Flying kites. Creating sandcastles. Heck, why not break out the Jumper or Baby Mozart tapes while you're at it?
The best things I've done for myself the last 3 years involve flying kites, building sand castles, and increasing my overall toy collection. The people who can't ride along with me on this are truly missing out. It's how I find JOY so I can focus on the work. 💜✨️✨️✨️— Metastatic Griever (@LilMas_) February 1, 2023
In all seriousness, if you want to coax out your inner child, you might try doing what your inner child would do.
Tip #3: Don't Rewind the Clock Too Far
At the risk of contradicting Tip #2, some found that there is a lower limit on the activities that can bring you joy as an adult. For Melanie Jones, the Barbie Doll was nostalgic but did not have the intended effect.
I bought a black “self care” Barbie doll (she came with a tub) for this exact reason (I’m working on re-parenting myself), but it didn’t work at all, I was near instantly bored. 😂 I’ll try again though, just have to think of something else I enjoyed.— Melanie Jones (@MelanieJonesTX) February 1, 2023
Tip #4: Break Out the Crayons
Art is an activity that anyone, from your two-year-old niece to a full-grown Vincent van Gogh, can find joy in. You don't need a full tapestry, either. One Twitter user noted that you only need a coloring book to find some much-needed catharsis.
I’ve found a lot of joy recently in coloring books. I’m a person who lives visual art but has very little artistic talent, so coloring books allow me to indulge my artistic side without feeling bad about my skills. Plus it’s fun to make pretty stuff.— Linds (@lindsey_ellen_) February 2, 2023
Tip #5: Let's Get Physical
If you can combine sweat-breaking with a beloved pastime, the psychological benefits could compound.
Yes because when I started biking again, I found so much peace. I don't do it for sport and what exercise I get from it is an added benefit. It's the peace of mind for me!— Toi (@lifeasEYEseeit) February 1, 2023
Another Twitter user endorsed the same general concept but swapped a bike for rollerblades.
I randomly went roller blading one day. Boooooooyyyyy did that feel FREEING! 🤗 This reminds me to try again but maybe start working out because the soreness… 😩😆— Meghan Markles Collar Bone (@Lazymommoment) February 1, 2023
Tip #6: When In Doubt, Lego It Out
Feeling burnt out from work? Struggling to find a hobby that occupies your mind without being immensely expensive or impractical? One word: Lego.
Shout out to Legos for bringing me peace pic.twitter.com/mTDXeHBDib— 🏴☠️👑 (@fresh72_) February 1, 2023

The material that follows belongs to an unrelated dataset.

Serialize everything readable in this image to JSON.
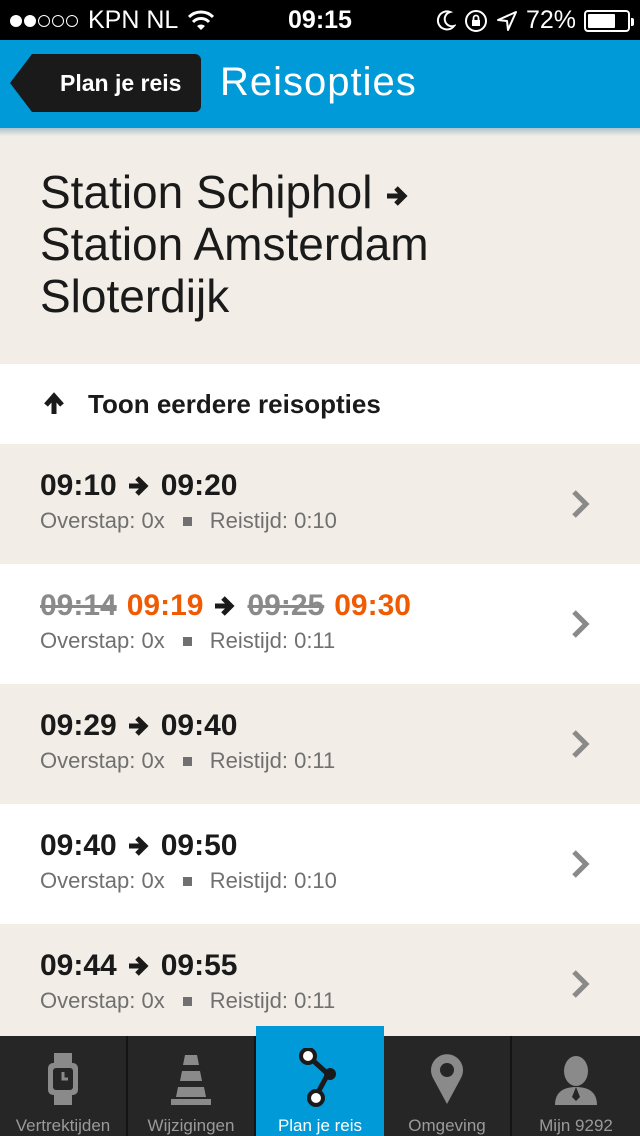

Straight from the mouth of licensed therapists: It is OK, and perhaps even massively beneficial, to act childishly from time to time.
This article was produced and syndicated by Wealth of Geeks.